** MATERIALS PROVIDED **
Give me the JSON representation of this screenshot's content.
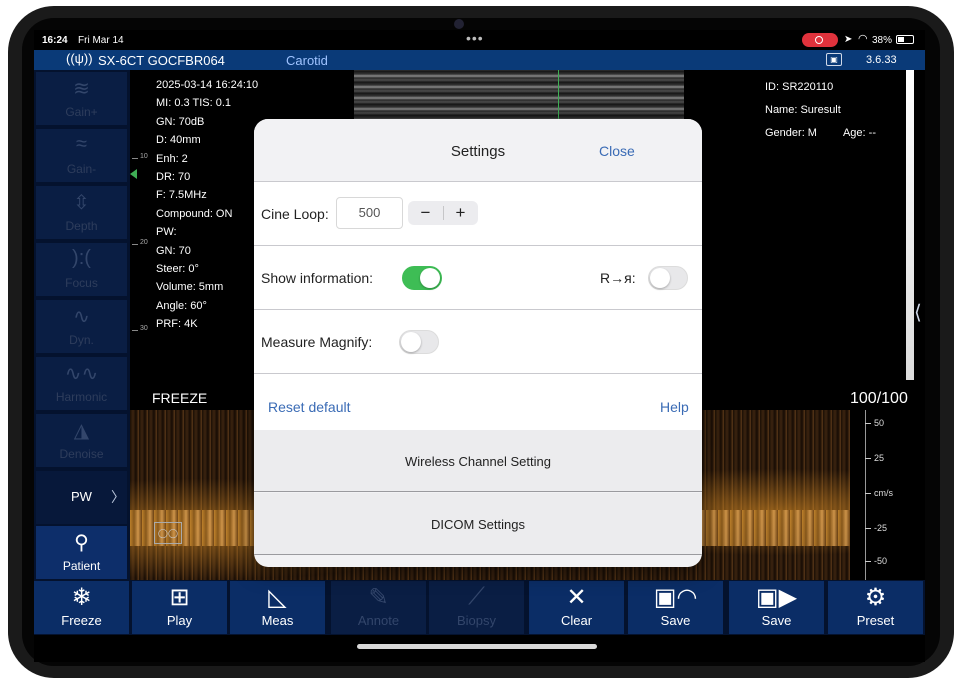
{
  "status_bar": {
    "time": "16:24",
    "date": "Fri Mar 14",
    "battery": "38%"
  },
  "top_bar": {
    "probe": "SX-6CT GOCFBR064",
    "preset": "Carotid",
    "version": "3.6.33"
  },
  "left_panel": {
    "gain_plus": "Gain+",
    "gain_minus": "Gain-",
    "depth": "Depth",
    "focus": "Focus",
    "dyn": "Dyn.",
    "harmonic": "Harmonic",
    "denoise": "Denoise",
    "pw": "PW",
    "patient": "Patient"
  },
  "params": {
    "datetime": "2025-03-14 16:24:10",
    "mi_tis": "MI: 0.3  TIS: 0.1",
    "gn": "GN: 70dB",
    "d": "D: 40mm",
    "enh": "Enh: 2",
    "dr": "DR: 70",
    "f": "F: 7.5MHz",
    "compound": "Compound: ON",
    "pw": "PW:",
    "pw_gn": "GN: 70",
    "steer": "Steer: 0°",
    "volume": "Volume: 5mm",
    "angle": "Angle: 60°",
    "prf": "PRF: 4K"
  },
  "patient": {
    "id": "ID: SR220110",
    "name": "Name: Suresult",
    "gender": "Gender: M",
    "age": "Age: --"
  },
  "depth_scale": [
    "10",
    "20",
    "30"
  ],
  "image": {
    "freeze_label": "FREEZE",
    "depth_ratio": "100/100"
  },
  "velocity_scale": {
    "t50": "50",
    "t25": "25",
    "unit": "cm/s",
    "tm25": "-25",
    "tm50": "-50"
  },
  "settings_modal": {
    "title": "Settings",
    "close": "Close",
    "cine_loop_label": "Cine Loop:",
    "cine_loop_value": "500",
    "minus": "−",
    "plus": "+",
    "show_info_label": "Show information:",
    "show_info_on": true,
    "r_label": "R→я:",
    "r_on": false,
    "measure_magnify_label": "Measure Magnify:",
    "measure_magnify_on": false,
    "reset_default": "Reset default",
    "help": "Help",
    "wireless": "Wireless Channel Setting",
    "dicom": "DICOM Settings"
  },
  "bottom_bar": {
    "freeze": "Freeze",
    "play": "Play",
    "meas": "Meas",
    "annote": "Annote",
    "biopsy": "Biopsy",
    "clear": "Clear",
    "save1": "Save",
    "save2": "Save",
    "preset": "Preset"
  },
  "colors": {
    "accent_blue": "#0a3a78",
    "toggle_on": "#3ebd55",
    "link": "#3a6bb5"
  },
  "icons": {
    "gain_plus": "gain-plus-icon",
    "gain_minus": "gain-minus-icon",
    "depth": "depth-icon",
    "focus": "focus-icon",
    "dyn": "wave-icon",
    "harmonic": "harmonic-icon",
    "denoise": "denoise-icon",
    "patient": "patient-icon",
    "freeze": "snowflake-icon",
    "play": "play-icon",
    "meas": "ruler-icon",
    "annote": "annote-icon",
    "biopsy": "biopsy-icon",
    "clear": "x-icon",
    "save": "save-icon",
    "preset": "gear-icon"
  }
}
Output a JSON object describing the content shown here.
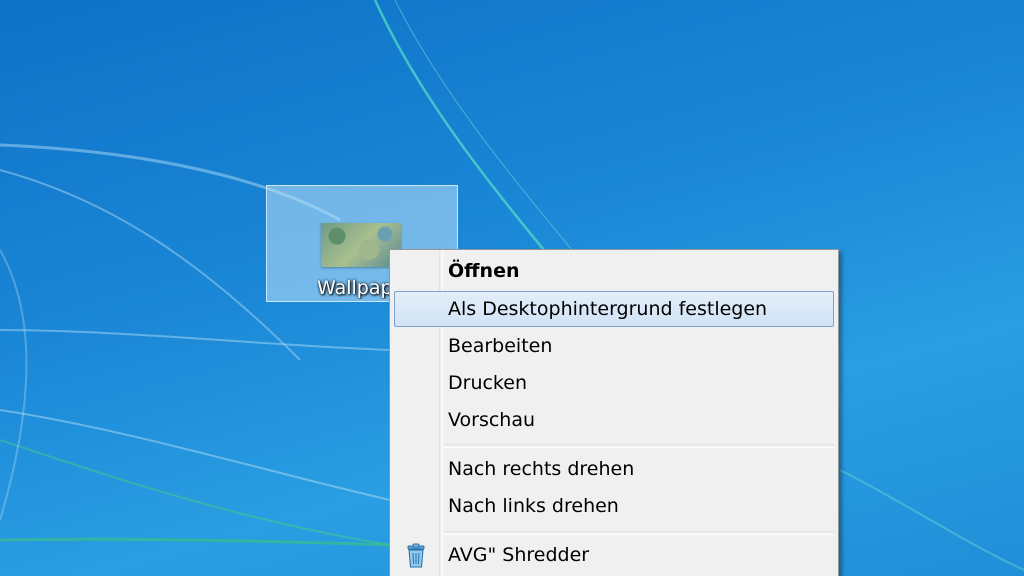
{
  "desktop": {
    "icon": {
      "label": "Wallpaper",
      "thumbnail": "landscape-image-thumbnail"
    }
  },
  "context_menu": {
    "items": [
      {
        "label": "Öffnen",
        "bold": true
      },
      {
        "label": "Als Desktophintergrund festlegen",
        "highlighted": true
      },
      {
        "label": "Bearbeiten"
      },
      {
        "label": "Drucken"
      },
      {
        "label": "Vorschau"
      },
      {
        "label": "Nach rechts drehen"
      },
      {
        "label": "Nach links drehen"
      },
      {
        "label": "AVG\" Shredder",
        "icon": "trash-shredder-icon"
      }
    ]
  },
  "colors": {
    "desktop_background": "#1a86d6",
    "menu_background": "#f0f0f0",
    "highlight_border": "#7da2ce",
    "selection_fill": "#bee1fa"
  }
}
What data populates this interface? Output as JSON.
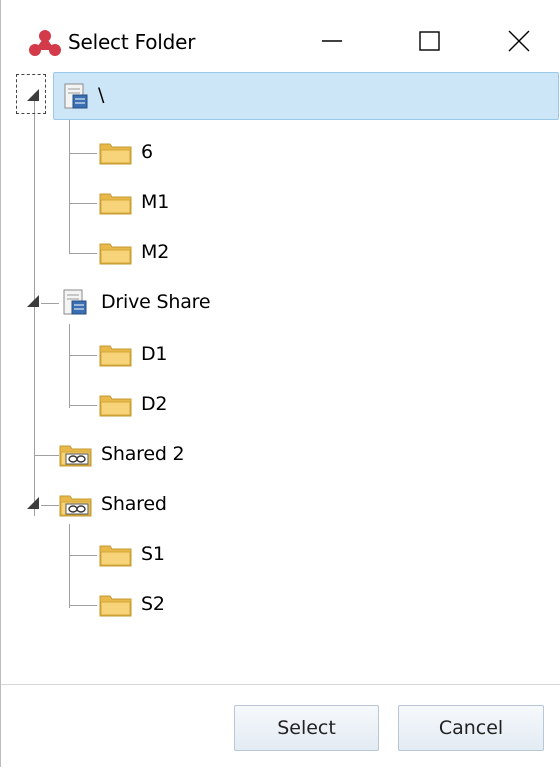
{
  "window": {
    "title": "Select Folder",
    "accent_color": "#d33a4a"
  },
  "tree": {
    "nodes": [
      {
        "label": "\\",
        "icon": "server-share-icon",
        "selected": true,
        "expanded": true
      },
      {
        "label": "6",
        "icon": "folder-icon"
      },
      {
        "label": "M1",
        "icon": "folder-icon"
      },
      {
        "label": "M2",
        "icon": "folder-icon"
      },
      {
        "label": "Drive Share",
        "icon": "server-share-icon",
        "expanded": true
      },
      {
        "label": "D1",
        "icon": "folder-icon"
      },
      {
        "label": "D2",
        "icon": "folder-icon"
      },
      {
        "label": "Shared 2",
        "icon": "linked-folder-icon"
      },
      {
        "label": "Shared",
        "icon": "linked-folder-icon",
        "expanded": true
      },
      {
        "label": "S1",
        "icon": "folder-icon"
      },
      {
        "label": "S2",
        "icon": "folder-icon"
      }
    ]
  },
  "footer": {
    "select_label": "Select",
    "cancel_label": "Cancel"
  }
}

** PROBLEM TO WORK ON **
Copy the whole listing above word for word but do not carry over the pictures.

** EXPECTED ANSWER **
Give me the JSON representation of this screenshot's content.
{
  "status_bar": {
    "time": "16:24",
    "date": "Fri Mar 14",
    "battery": "38%"
  },
  "top_bar": {
    "probe": "SX-6CT GOCFBR064",
    "preset": "Carotid",
    "version": "3.6.33"
  },
  "left_panel": {
    "gain_plus": "Gain+",
    "gain_minus": "Gain-",
    "depth": "Depth",
    "focus": "Focus",
    "dyn": "Dyn.",
    "harmonic": "Harmonic",
    "denoise": "Denoise",
    "pw": "PW",
    "patient": "Patient"
  },
  "params": {
    "datetime": "2025-03-14 16:24:10",
    "mi_tis": "MI: 0.3  TIS: 0.1",
    "gn": "GN: 70dB",
    "d": "D: 40mm",
    "enh": "Enh: 2",
    "dr": "DR: 70",
    "f": "F: 7.5MHz",
    "compound": "Compound: ON",
    "pw": "PW:",
    "pw_gn": "GN: 70",
    "steer": "Steer: 0°",
    "volume": "Volume: 5mm",
    "angle": "Angle: 60°",
    "prf": "PRF: 4K"
  },
  "patient": {
    "id": "ID: SR220110",
    "name": "Name: Suresult",
    "gender": "Gender: M",
    "age": "Age: --"
  },
  "depth_scale": [
    "10",
    "20",
    "30"
  ],
  "image": {
    "freeze_label": "FREEZE",
    "depth_ratio": "100/100"
  },
  "velocity_scale": {
    "t50": "50",
    "t25": "25",
    "unit": "cm/s",
    "tm25": "-25",
    "tm50": "-50"
  },
  "settings_modal": {
    "title": "Settings",
    "close": "Close",
    "cine_loop_label": "Cine Loop:",
    "cine_loop_value": "500",
    "minus": "−",
    "plus": "+",
    "show_info_label": "Show information:",
    "show_info_on": true,
    "r_label": "R→я:",
    "r_on": false,
    "measure_magnify_label": "Measure Magnify:",
    "measure_magnify_on": false,
    "reset_default": "Reset default",
    "help": "Help",
    "wireless": "Wireless Channel Setting",
    "dicom": "DICOM Settings"
  },
  "bottom_bar": {
    "freeze": "Freeze",
    "play": "Play",
    "meas": "Meas",
    "annote": "Annote",
    "biopsy": "Biopsy",
    "clear": "Clear",
    "save1": "Save",
    "save2": "Save",
    "preset": "Preset"
  },
  "colors": {
    "accent_blue": "#0a3a78",
    "toggle_on": "#3ebd55",
    "link": "#3a6bb5"
  },
  "icons": {
    "gain_plus": "gain-plus-icon",
    "gain_minus": "gain-minus-icon",
    "depth": "depth-icon",
    "focus": "focus-icon",
    "dyn": "wave-icon",
    "harmonic": "harmonic-icon",
    "denoise": "denoise-icon",
    "patient": "patient-icon",
    "freeze": "snowflake-icon",
    "play": "play-icon",
    "meas": "ruler-icon",
    "annote": "annote-icon",
    "biopsy": "biopsy-icon",
    "clear": "x-icon",
    "save": "save-icon",
    "preset": "gear-icon"
  }
}
Output a JSON object describing the content shown here.
{
  "desktop": {
    "icon": {
      "label": "Wallpaper",
      "thumbnail": "landscape-image-thumbnail"
    }
  },
  "context_menu": {
    "items": [
      {
        "label": "Öffnen",
        "bold": true
      },
      {
        "label": "Als Desktophintergrund festlegen",
        "highlighted": true
      },
      {
        "label": "Bearbeiten"
      },
      {
        "label": "Drucken"
      },
      {
        "label": "Vorschau"
      },
      {
        "label": "Nach rechts drehen"
      },
      {
        "label": "Nach links drehen"
      },
      {
        "label": "AVG\" Shredder",
        "icon": "trash-shredder-icon"
      }
    ]
  },
  "colors": {
    "desktop_background": "#1a86d6",
    "menu_background": "#f0f0f0",
    "highlight_border": "#7da2ce",
    "selection_fill": "#bee1fa"
  }
}
What data populates this interface? Output as JSON.
{
  "window": {
    "title": "Select Folder",
    "accent_color": "#d33a4a"
  },
  "tree": {
    "nodes": [
      {
        "label": "\\",
        "icon": "server-share-icon",
        "selected": true,
        "expanded": true
      },
      {
        "label": "6",
        "icon": "folder-icon"
      },
      {
        "label": "M1",
        "icon": "folder-icon"
      },
      {
        "label": "M2",
        "icon": "folder-icon"
      },
      {
        "label": "Drive Share",
        "icon": "server-share-icon",
        "expanded": true
      },
      {
        "label": "D1",
        "icon": "folder-icon"
      },
      {
        "label": "D2",
        "icon": "folder-icon"
      },
      {
        "label": "Shared 2",
        "icon": "linked-folder-icon"
      },
      {
        "label": "Shared",
        "icon": "linked-folder-icon",
        "expanded": true
      },
      {
        "label": "S1",
        "icon": "folder-icon"
      },
      {
        "label": "S2",
        "icon": "folder-icon"
      }
    ]
  },
  "footer": {
    "select_label": "Select",
    "cancel_label": "Cancel"
  }
}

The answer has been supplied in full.